[TASK TO COMPLETE] Leaving out the pictures, reproduce each record exactly and in full.

[DATA RECORDS]
▼

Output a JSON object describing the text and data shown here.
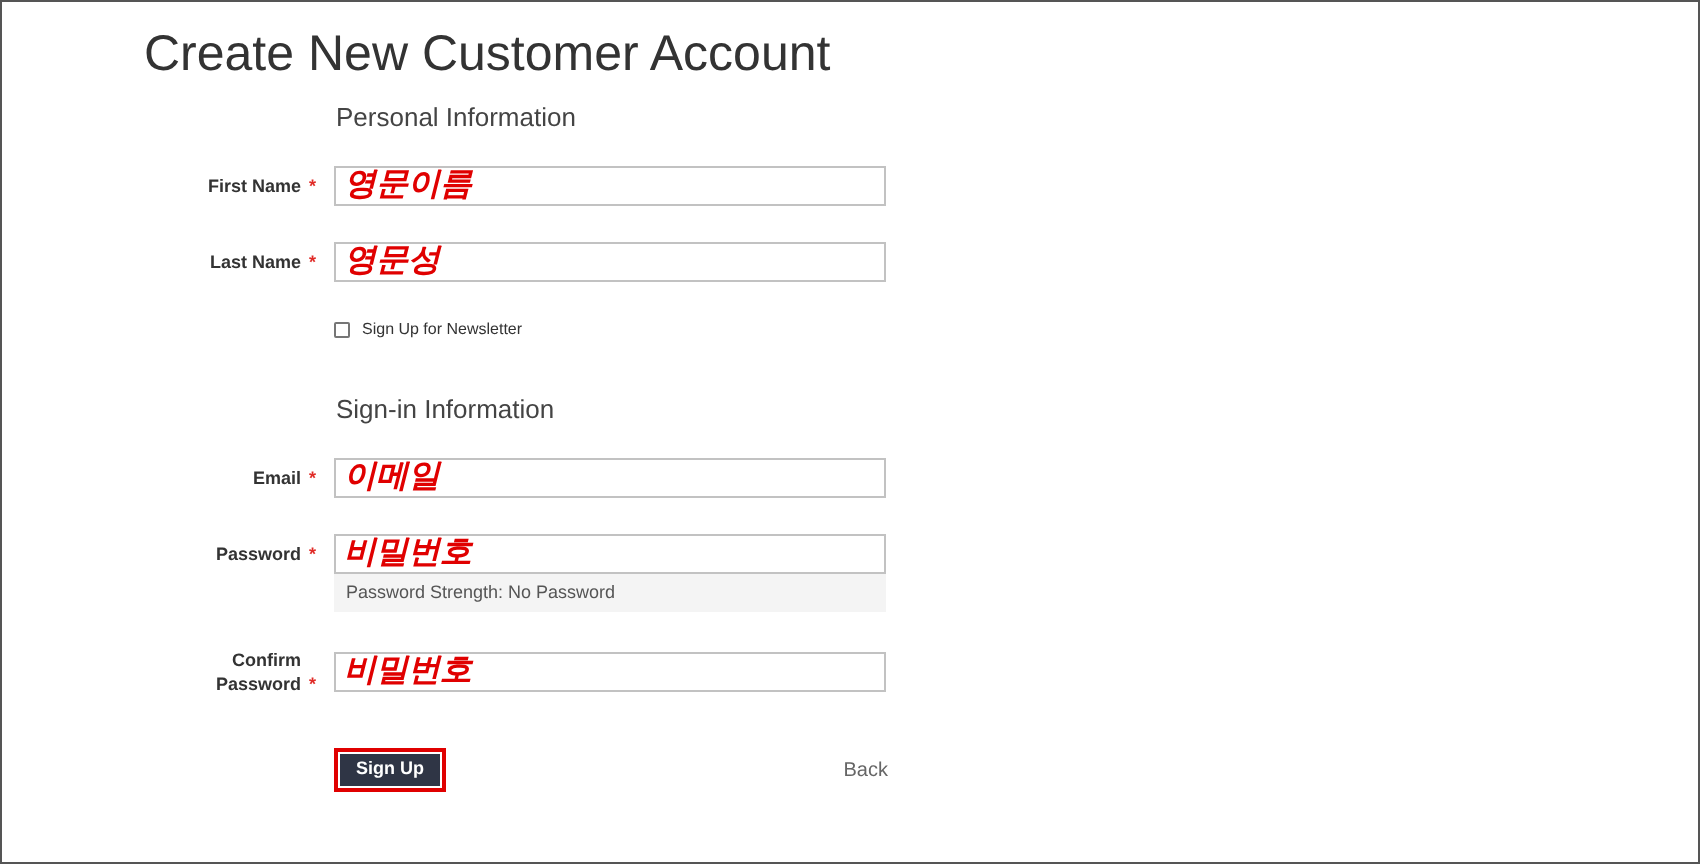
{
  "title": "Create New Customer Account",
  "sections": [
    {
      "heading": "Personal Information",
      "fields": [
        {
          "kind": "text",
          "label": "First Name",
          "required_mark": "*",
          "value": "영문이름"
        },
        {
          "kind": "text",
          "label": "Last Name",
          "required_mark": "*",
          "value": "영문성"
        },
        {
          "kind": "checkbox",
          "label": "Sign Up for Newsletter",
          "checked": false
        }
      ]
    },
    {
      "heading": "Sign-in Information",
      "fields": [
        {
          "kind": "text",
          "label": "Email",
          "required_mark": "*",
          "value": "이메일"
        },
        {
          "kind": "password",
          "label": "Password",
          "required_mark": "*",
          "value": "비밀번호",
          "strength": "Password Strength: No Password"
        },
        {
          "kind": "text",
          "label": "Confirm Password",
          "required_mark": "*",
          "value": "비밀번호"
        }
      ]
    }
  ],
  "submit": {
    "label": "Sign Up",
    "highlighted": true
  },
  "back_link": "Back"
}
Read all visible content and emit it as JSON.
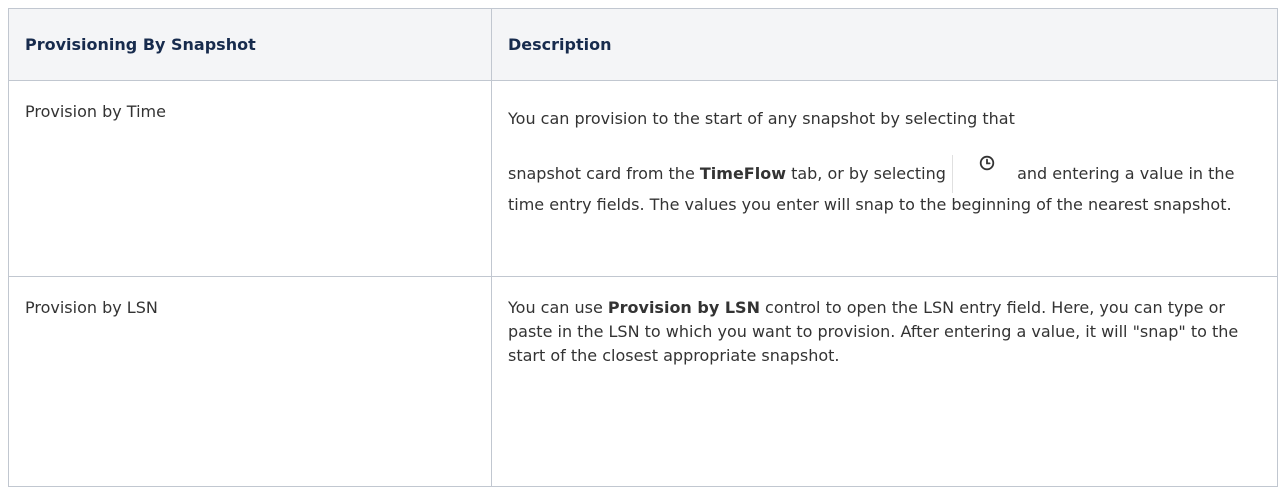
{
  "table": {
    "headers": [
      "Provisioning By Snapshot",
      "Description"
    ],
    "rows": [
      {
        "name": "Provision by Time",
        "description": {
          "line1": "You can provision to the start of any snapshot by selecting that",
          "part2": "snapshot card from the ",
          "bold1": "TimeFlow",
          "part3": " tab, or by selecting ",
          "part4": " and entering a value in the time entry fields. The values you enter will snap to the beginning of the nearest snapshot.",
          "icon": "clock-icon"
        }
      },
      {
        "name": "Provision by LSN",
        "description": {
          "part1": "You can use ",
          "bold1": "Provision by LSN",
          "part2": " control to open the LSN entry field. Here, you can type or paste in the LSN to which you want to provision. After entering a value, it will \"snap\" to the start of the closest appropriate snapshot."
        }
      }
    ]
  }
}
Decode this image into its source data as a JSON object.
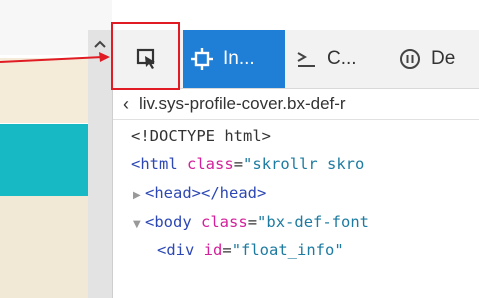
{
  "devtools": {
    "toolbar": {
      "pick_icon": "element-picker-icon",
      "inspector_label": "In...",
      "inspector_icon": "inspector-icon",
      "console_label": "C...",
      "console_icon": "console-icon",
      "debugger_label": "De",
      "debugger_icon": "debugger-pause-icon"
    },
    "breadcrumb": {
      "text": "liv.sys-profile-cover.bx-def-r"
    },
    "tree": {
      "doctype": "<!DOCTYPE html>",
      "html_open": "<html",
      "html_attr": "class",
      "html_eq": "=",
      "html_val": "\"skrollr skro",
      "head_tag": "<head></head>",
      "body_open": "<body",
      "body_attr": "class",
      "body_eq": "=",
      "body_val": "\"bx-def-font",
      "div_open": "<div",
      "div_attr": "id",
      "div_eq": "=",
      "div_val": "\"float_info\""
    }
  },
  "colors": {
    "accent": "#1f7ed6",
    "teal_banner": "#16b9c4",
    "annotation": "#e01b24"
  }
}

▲

[EXERCISE RESPONSE]
Output a JSON object describing the text and data shown here.
{
  "title": "Create New Customer Account",
  "sections": [
    {
      "heading": "Personal Information",
      "fields": [
        {
          "kind": "text",
          "label": "First Name",
          "required_mark": "*",
          "value": "영문이름"
        },
        {
          "kind": "text",
          "label": "Last Name",
          "required_mark": "*",
          "value": "영문성"
        },
        {
          "kind": "checkbox",
          "label": "Sign Up for Newsletter",
          "checked": false
        }
      ]
    },
    {
      "heading": "Sign-in Information",
      "fields": [
        {
          "kind": "text",
          "label": "Email",
          "required_mark": "*",
          "value": "이메일"
        },
        {
          "kind": "password",
          "label": "Password",
          "required_mark": "*",
          "value": "비밀번호",
          "strength": "Password Strength: No Password"
        },
        {
          "kind": "text",
          "label": "Confirm Password",
          "required_mark": "*",
          "value": "비밀번호"
        }
      ]
    }
  ],
  "submit": {
    "label": "Sign Up",
    "highlighted": true
  },
  "back_link": "Back"
}
Read all visible content and emit it as JSON.
{
  "table": {
    "headers": [
      "Provisioning By Snapshot",
      "Description"
    ],
    "rows": [
      {
        "name": "Provision by Time",
        "description": {
          "line1": "You can provision to the start of any snapshot by selecting that",
          "part2": "snapshot card from the ",
          "bold1": "TimeFlow",
          "part3": " tab, or by selecting ",
          "part4": " and entering a value in the time entry fields. The values you enter will snap to the beginning of the nearest snapshot.",
          "icon": "clock-icon"
        }
      },
      {
        "name": "Provision by LSN",
        "description": {
          "part1": "You can use ",
          "bold1": "Provision by LSN",
          "part2": " control to open the LSN entry field. Here, you can type or paste in the LSN to which you want to provision. After entering a value, it will \"snap\" to the start of the closest appropriate snapshot."
        }
      }
    ]
  }
}
Decode this image into its source data as a JSON object.
{
  "devtools": {
    "toolbar": {
      "pick_icon": "element-picker-icon",
      "inspector_label": "In...",
      "inspector_icon": "inspector-icon",
      "console_label": "C...",
      "console_icon": "console-icon",
      "debugger_label": "De",
      "debugger_icon": "debugger-pause-icon"
    },
    "breadcrumb": {
      "text": "liv.sys-profile-cover.bx-def-r"
    },
    "tree": {
      "doctype": "<!DOCTYPE html>",
      "html_open": "<html",
      "html_attr": "class",
      "html_eq": "=",
      "html_val": "\"skrollr skro",
      "head_tag": "<head></head>",
      "body_open": "<body",
      "body_attr": "class",
      "body_eq": "=",
      "body_val": "\"bx-def-font",
      "div_open": "<div",
      "div_attr": "id",
      "div_eq": "=",
      "div_val": "\"float_info\""
    }
  },
  "colors": {
    "accent": "#1f7ed6",
    "teal_banner": "#16b9c4",
    "annotation": "#e01b24"
  }
}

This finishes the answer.